===== Information supplied =====
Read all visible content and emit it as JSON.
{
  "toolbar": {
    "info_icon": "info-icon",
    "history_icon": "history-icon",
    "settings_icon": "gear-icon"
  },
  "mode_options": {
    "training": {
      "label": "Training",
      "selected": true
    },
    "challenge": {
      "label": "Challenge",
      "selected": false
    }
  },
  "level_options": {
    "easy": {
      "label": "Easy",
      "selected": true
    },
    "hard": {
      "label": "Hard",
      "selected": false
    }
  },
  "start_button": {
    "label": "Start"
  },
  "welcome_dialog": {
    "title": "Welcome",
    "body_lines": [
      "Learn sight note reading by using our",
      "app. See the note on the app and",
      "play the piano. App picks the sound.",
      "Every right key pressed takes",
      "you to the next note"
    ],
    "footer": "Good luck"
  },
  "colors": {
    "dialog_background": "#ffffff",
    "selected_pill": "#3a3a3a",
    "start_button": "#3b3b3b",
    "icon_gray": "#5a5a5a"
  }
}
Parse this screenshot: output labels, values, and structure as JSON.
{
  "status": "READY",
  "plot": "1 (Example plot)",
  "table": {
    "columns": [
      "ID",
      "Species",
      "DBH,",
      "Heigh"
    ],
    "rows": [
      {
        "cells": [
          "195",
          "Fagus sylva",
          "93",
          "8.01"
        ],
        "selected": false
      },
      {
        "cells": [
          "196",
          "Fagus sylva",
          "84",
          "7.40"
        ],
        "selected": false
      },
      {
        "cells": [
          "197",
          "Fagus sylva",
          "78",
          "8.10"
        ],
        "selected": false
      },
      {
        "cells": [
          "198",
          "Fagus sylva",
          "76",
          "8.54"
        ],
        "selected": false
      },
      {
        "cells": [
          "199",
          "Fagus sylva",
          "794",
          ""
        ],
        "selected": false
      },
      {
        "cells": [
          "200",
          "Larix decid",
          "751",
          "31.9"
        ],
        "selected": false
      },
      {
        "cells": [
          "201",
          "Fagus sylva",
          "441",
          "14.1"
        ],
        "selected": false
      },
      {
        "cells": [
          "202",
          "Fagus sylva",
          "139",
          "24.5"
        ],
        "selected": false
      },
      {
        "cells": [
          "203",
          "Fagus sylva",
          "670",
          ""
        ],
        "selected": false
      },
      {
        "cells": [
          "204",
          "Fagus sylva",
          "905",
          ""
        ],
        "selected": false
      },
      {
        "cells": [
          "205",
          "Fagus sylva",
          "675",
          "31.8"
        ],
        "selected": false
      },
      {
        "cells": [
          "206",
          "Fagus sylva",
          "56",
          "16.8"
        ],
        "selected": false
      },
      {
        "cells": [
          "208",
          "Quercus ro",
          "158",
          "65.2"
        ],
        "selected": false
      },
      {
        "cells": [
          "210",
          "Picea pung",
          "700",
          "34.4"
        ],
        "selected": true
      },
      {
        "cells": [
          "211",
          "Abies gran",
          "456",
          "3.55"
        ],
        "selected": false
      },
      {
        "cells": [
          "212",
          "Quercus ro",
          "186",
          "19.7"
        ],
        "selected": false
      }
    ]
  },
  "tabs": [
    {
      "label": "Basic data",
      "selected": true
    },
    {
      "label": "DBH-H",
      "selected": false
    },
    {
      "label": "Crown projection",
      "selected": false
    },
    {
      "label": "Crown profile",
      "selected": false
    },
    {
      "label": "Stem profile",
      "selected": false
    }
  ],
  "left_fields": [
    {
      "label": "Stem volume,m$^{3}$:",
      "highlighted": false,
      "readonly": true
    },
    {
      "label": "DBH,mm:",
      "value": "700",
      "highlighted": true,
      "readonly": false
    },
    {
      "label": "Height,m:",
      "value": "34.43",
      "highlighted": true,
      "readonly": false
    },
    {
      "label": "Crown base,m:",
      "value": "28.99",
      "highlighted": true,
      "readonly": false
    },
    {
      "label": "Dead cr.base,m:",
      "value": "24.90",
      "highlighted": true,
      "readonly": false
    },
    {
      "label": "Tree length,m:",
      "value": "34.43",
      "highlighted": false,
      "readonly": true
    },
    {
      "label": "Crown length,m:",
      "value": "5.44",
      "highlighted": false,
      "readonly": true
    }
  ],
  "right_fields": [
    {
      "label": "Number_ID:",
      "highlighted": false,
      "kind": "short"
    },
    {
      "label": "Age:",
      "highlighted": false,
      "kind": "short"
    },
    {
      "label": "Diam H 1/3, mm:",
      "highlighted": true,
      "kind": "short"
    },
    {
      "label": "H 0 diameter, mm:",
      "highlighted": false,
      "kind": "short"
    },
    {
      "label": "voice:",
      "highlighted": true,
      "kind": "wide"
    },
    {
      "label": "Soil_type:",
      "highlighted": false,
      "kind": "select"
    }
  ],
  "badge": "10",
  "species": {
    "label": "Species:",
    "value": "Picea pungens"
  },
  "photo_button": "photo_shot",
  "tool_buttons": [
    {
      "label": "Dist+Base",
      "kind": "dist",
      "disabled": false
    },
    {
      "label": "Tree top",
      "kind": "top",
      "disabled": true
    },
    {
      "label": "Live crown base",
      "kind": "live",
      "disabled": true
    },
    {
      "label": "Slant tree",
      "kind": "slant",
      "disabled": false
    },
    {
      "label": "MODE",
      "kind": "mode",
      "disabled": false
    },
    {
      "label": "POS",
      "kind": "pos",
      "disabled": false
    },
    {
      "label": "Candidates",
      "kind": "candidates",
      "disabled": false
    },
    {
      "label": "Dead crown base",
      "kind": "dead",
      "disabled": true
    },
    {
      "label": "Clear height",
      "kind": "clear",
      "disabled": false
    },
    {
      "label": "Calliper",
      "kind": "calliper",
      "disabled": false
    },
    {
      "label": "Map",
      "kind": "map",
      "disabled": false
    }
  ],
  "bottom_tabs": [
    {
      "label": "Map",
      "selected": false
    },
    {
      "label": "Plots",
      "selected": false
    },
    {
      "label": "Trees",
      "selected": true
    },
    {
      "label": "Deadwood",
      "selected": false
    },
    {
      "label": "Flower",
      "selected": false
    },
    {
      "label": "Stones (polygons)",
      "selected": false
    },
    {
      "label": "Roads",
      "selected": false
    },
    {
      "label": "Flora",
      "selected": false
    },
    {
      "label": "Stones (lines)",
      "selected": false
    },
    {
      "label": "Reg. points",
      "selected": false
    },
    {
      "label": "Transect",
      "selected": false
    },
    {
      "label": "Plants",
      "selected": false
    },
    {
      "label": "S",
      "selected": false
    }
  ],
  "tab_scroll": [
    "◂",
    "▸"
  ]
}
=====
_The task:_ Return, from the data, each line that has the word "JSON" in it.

_Output of the task:_
Read all visible content and emit it as JSON.
Parse this screenshot: output labels, values, and structure as JSON.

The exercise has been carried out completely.